She said engaging suppliers earlier in the process was critical when it came to cutting waste.
“It’s just minor changes to a kitchen design that could avoid the need for custom panels or materials having to be cut to size on site. Just simple things that happen that go wrong every day on every building site around the country.”
Mitre 10 has tendered for the new pilot in Rotorua, but Scown said even if it were unsuccessful, the business would benefit eventually.
“Truly partnering from the start is about actually recognising there’s a whole bunch of stuff that we don’t know and we don’t understand, but we’ve got ambition to be more sustainable and complete homes faster.
“The inefficiency and the waste that’s in the build of every home that gets built in this country, that’s not a government issue, that’s just part of how we build and just part of the sector … but Kāinga Ora have obviously done a lot of homes and they know where the opportunity is to do things smarter.”
She sees it as an opportunity for Kāinga Ora to test the waters and lead the way when it comes to constructing smarter.
Kāinga Ora Delivery Transformation general manager Matt Hulett said the contract for the pilot was still being drawn up but would expand on what the Housing Delivery System was already doing.
“It’s a new type of contract that changes the power dynamic, and it connects all of the players at a similar level.
“We’re trying to make it so that the work is king and not the client. For us, from a procurement point of view, historically, projects are procured project by project, and the work that we’re trying to do in this particular trial is we have over 100 homes’ worth of projects sitting there and we’re going to procure all 100 at one time.”
He said it would further bring together the previously fragmented and siloed aspects of a build programme.
“As we were designing the housing delivery system, it was quite interesting, a lot of our partners, whether they are consultants or build partners, hadn’t met each other but they’d been working in and around projects together for a long time and they don’t have a good understanding of the knock-on impacts of their performance … it’s about making sure they truly understand the impact of them delivering on time and meeting the quality.
“Because you’ve got to remember the people that are in the sector are really, really good at doing what they do but they don’t do the things that other people do – they do what they do.”
Kāinga Ora is hoping these further changes to streamline work at the build end of a project will reduce completion times even more.
It has set a goal of an on-site build of 65 days, and an off-site manufacturing build to be finished within 25 days.
It is expected 9,500 total public and supported homes will be delivered in the next four years through the expedited system. The budgeted expected savings for those financial years is about $820 million.
The Government directed Kāinga Ora through its 2018 and 2020 budgets to increase the number of homes it owns by a net 11,512 homes by June 30 2024, while also renewing its aged stock of public homes. Kāinga Ora’s asset renewal programme identified 51,000 homes that should be replaced or renovated by 2035.

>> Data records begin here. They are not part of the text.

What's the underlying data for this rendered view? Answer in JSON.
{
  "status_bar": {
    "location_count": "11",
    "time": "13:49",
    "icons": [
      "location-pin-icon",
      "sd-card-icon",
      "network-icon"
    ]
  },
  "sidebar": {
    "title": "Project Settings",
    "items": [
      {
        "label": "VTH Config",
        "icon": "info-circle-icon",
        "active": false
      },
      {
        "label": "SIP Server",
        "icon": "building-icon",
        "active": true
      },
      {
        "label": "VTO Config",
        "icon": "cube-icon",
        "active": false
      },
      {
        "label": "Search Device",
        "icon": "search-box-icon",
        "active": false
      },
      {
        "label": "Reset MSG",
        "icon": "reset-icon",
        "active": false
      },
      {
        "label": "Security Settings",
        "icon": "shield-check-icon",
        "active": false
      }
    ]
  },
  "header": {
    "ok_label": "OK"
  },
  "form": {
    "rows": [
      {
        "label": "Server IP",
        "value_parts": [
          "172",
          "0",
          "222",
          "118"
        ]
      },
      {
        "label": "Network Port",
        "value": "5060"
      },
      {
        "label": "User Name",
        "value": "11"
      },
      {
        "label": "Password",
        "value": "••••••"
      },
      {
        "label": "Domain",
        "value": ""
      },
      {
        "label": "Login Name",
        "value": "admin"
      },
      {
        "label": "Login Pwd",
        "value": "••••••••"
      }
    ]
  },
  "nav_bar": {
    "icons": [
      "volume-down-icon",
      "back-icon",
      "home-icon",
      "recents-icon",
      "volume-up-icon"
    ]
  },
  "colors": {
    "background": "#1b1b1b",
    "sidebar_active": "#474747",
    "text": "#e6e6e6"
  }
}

Kāinga Ora will also deliver a significant portion of the net additional 3,000 public homes by June 2025 that were funded through Budget 2023.

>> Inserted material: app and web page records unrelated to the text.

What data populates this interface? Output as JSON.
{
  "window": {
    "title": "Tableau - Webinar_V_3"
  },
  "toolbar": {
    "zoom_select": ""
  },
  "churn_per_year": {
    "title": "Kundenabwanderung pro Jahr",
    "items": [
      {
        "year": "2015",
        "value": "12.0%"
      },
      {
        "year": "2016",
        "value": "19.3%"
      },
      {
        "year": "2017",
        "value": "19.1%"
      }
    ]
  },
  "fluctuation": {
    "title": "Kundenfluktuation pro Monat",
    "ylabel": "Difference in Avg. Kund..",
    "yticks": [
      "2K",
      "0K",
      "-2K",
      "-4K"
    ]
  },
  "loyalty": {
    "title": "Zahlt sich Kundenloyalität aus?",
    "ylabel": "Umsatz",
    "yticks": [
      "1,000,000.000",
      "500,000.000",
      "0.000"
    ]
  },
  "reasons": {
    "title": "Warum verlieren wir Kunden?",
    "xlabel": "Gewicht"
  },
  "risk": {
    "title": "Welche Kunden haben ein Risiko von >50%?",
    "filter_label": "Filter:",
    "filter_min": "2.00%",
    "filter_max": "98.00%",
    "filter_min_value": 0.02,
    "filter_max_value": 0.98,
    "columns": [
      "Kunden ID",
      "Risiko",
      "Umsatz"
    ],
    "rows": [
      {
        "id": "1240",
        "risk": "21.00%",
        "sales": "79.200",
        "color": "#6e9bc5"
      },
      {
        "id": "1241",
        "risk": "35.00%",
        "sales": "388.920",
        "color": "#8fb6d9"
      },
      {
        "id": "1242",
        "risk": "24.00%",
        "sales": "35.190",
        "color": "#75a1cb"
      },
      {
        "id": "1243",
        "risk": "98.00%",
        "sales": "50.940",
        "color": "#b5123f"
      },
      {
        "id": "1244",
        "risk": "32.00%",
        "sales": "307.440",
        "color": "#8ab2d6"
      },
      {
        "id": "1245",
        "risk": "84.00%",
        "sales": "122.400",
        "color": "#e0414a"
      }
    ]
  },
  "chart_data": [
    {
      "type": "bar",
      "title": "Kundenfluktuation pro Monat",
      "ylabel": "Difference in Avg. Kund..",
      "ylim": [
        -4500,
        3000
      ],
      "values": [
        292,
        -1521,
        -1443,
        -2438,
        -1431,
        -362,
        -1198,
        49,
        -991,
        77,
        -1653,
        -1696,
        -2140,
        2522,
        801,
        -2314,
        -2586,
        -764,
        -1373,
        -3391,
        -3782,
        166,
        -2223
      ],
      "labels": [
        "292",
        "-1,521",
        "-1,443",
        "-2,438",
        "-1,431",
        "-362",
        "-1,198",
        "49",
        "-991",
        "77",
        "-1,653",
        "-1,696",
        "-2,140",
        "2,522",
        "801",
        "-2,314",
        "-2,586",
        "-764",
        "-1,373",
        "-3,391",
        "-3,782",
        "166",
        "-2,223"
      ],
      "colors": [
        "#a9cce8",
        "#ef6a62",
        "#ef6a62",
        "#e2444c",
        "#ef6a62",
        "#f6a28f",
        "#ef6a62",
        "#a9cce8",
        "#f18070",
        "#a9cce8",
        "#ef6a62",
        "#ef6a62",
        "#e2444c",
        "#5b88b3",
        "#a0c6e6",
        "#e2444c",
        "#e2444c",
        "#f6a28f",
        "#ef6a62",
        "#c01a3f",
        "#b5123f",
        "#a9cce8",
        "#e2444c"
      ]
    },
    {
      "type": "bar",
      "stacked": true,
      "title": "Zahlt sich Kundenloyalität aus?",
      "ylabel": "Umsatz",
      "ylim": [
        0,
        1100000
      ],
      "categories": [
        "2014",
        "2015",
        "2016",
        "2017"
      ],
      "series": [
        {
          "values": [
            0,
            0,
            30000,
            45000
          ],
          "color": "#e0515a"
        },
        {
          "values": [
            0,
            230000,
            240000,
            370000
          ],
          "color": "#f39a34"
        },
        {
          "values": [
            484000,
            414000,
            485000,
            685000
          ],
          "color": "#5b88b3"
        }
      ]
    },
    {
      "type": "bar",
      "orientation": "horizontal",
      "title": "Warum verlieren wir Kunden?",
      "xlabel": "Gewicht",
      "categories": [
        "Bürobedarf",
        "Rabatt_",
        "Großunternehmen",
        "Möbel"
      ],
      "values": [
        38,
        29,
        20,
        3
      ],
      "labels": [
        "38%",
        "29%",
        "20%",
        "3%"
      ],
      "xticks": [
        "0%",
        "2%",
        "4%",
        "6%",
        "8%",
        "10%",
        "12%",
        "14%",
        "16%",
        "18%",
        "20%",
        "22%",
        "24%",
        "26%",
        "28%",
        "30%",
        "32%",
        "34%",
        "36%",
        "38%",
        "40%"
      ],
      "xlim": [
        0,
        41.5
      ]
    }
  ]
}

It realised simply scaling up its traditional build programme would not achieve what it had been asked to do.